In this letter dated 18 January, but released on Saturday, Ms. Roy wrote to Reed Hastings, that the quebec government “inadequately explains how a global giant such as Netflix may have also found it good to use such images in this context.” According to her, these images should only be used for “purposes of information or documentaries.
In his letter, the minister seems to call into question the use of the real in the fiction that it deems “objectionable” on both moral and ethical. For Ms. Roy, we can’t “in no case” to tolerate the use of human tragedies, whatever they are, for entertainment.
Further, it alleges Netflix and its partners have crossed a “dangerous limit” by using images of a real tragedy, and whose impact is still very tangible in a context of fiction. She accuses Netflix of “having in any way deceived, or even betrayed, their millions of subscribers”, by not disclosing clearly the provenance of these images.
Ms. Roy asked if it would not be time “that the giants of the cinema, television and the Web are questioning the need to adopt a code of ethics so that such abuses never happen again”.

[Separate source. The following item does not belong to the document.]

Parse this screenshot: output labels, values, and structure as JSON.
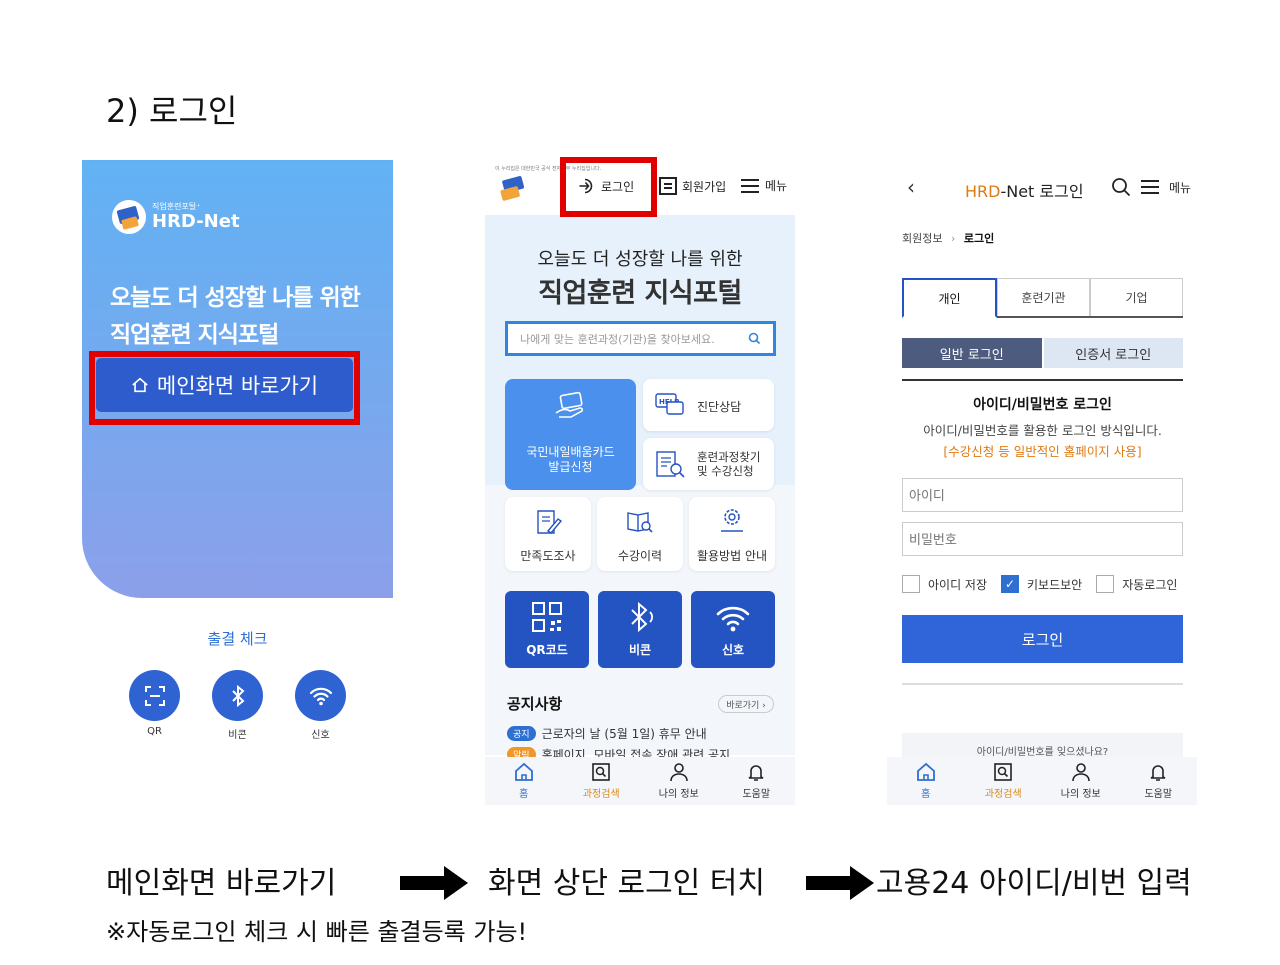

She said that the quebec government wants to call ‘discernment and [the] sense of responsibility” of Mr. Hastings to remove the images of the tragedy appearing in the film Bird Box and in another production. Adding that the population of Lac-Mégantic deserves better treatment, she said the government now hopes “that your company will finally recognize his mistakes with all humility and sincerity that control such a situation, and that it will be evidence of even a hint of humanity and compassion in this matter.”

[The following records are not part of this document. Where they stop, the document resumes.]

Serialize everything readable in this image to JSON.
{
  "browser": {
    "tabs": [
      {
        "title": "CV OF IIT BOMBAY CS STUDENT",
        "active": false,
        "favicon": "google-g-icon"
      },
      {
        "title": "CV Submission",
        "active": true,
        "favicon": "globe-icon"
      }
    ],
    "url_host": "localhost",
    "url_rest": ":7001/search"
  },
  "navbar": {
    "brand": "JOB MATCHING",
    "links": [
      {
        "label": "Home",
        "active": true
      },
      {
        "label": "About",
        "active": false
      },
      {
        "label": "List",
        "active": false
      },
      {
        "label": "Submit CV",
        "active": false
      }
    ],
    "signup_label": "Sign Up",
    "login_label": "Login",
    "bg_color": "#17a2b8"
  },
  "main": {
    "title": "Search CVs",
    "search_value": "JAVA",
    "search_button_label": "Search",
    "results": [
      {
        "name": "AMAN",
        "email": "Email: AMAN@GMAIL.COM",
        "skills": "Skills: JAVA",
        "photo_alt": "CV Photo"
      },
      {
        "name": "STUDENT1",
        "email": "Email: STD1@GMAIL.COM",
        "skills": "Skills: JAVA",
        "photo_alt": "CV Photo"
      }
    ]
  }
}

The letter from Mrs. Roy echoed the remarks of the mayor of Lac-Mégantic, Julie Morin, who was said to wish that Netflix views its catalog as a whole to ensure that the images of the tragedy are not used in a context of entertainment.

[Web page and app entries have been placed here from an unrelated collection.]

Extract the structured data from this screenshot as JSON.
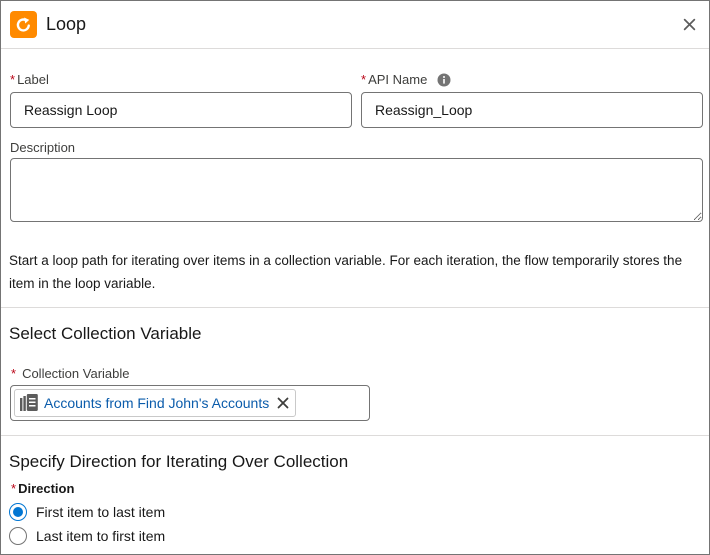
{
  "header": {
    "title": "Loop",
    "icon": "loop-icon",
    "icon_color": "#ff8a00",
    "close_icon": "close-icon"
  },
  "label_field": {
    "required_mark": "*",
    "label": "Label",
    "value": "Reassign Loop"
  },
  "api_name_field": {
    "required_mark": "*",
    "label": "API Name",
    "value": "Reassign_Loop",
    "info_icon": "info-icon"
  },
  "description_field": {
    "label": "Description",
    "value": ""
  },
  "help_text": "Start a loop path for iterating over items in a collection variable. For each iteration, the flow temporarily stores the item in the loop variable.",
  "collection_section": {
    "title": "Select Collection Variable",
    "required_mark": "*",
    "label": "Collection Variable",
    "selected": "Accounts from Find John's Accounts",
    "pill_icon": "collection-icon",
    "remove_icon": "close-icon"
  },
  "direction_section": {
    "title": "Specify Direction for Iterating Over Collection",
    "required_mark": "*",
    "label": "Direction",
    "options": [
      {
        "label": "First item to last item",
        "checked": true
      },
      {
        "label": "Last item to first item",
        "checked": false
      }
    ]
  },
  "colors": {
    "accent": "#0176d3",
    "link": "#0b5cab",
    "required": "#ba0517"
  }
}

Netflix said last week that he did not intend to withdraw his film” Bird Box images of the explosion in Lac-Mégantic, but the broadcaster would have told Ms. Morin that it will work with its partners to ensure that the images will be used in future productions.